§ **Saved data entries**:
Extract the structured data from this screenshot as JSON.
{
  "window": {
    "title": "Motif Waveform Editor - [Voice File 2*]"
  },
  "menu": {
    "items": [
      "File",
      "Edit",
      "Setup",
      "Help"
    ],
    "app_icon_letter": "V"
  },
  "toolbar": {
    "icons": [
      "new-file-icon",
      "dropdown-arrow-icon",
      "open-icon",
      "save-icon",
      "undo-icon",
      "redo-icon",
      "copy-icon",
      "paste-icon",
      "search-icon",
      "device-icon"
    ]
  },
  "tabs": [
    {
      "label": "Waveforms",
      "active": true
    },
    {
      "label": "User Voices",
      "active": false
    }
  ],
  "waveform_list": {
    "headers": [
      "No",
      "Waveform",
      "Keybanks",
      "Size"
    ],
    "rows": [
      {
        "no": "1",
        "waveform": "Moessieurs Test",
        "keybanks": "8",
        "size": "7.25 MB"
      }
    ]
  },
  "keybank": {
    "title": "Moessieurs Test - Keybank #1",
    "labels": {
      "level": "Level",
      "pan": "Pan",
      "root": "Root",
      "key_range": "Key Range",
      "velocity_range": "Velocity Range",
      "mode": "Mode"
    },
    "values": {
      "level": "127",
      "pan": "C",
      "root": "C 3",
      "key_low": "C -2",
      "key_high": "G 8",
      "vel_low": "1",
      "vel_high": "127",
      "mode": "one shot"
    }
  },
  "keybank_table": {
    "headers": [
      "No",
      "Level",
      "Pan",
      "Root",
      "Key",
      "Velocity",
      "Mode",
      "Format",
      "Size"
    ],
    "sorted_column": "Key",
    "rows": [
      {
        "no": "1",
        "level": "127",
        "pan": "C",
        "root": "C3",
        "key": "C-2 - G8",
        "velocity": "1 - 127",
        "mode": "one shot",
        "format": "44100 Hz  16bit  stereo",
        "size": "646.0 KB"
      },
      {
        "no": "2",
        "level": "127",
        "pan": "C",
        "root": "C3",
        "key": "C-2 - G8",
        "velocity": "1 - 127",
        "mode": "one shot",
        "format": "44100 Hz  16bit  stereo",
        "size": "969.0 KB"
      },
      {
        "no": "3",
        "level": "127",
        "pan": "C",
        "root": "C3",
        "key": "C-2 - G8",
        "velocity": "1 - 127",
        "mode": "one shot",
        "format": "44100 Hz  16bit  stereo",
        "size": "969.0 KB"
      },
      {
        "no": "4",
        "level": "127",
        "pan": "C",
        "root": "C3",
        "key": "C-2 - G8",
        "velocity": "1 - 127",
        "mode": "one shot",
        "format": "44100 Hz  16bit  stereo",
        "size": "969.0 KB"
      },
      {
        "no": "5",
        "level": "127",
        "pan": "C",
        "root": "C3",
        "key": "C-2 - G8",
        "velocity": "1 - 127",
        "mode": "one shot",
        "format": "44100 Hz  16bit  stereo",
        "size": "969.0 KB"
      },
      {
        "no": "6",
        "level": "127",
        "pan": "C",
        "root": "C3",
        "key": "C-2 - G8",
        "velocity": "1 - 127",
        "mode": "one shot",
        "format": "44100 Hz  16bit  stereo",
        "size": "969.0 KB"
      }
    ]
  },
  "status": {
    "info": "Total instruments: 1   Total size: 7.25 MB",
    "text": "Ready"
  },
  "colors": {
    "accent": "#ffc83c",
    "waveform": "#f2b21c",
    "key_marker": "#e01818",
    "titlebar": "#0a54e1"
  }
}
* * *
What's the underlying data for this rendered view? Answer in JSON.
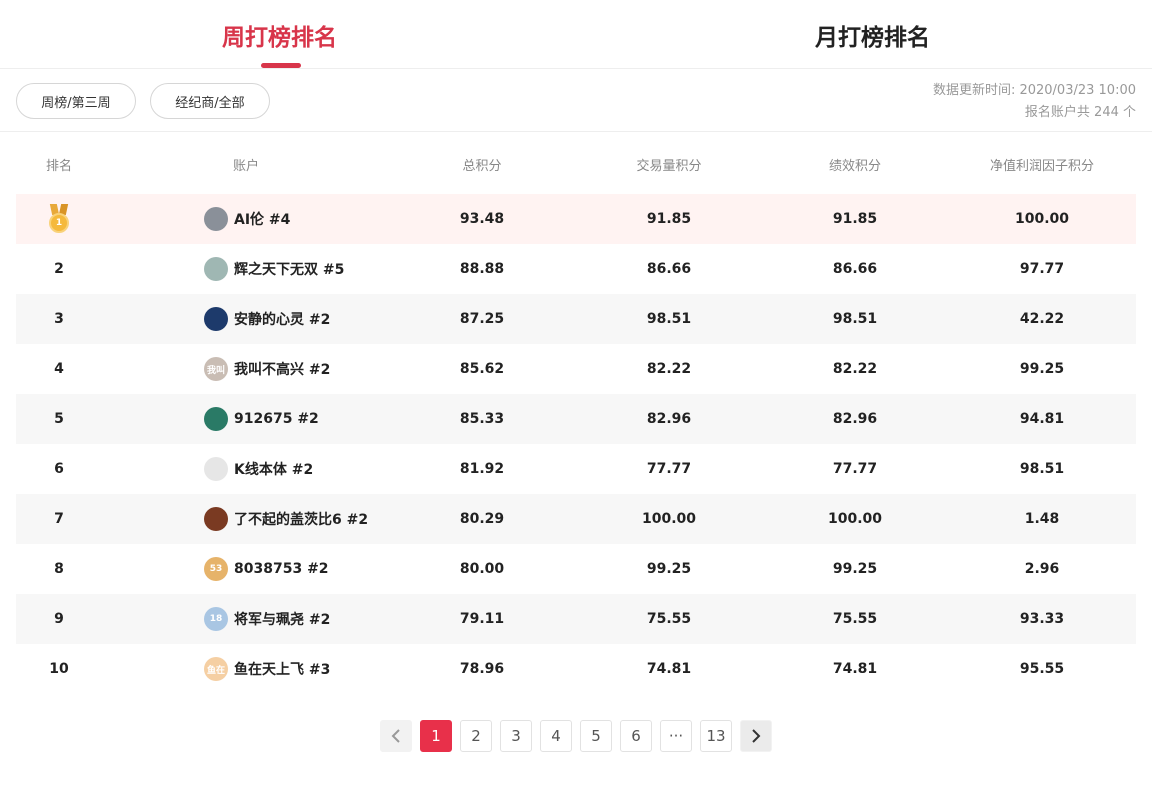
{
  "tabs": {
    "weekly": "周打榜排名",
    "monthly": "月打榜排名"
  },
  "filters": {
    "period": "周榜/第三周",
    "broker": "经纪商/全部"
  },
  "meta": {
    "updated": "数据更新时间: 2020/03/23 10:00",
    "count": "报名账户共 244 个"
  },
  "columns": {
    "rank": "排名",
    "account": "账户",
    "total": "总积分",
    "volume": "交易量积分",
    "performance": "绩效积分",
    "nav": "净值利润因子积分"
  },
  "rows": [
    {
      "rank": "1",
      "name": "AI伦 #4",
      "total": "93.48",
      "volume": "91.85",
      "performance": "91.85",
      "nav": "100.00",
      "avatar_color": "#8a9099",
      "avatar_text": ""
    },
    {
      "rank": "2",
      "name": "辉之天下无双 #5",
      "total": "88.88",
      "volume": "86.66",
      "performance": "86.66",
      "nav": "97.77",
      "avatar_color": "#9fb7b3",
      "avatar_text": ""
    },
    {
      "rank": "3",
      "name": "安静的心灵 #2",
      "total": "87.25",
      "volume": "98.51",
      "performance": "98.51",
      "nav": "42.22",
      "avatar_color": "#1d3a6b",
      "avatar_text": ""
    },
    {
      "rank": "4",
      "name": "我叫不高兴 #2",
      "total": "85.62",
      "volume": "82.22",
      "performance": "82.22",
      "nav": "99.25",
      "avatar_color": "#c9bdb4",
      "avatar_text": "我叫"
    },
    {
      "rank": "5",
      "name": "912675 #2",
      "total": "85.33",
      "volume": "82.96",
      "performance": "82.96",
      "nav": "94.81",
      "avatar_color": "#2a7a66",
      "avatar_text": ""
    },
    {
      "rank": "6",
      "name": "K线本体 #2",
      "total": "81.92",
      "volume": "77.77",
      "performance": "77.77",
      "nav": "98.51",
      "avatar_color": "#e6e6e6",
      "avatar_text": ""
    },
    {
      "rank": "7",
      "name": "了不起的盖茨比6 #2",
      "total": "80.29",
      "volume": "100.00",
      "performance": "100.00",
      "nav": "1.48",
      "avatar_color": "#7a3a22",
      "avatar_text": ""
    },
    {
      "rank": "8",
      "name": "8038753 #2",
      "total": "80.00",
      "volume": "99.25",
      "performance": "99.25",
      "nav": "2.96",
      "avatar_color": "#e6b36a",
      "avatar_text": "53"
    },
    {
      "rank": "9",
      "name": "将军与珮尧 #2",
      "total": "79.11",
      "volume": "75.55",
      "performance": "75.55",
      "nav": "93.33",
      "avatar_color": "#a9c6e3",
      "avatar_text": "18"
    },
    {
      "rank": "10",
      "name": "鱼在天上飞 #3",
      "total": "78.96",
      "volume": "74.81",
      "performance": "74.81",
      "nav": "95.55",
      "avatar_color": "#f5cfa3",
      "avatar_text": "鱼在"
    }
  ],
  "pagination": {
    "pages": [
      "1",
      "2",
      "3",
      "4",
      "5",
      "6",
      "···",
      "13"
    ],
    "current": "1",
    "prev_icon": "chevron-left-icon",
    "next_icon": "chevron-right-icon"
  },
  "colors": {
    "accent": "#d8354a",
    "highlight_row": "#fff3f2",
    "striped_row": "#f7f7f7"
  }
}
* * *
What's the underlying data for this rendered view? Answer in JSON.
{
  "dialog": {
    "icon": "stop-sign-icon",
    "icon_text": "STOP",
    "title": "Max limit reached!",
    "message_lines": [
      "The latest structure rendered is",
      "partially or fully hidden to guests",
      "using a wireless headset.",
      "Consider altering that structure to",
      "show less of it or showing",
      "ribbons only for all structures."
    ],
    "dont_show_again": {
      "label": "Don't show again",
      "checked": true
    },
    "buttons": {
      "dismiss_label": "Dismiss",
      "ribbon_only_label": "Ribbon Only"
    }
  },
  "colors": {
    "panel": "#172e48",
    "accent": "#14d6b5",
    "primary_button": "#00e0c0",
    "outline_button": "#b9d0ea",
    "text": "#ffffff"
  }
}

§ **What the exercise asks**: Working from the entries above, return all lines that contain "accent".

§ **Answer space**:
    "accent": "#ffc83c",
    "accent": "#d8354a",
    "accent": "#14d6b5",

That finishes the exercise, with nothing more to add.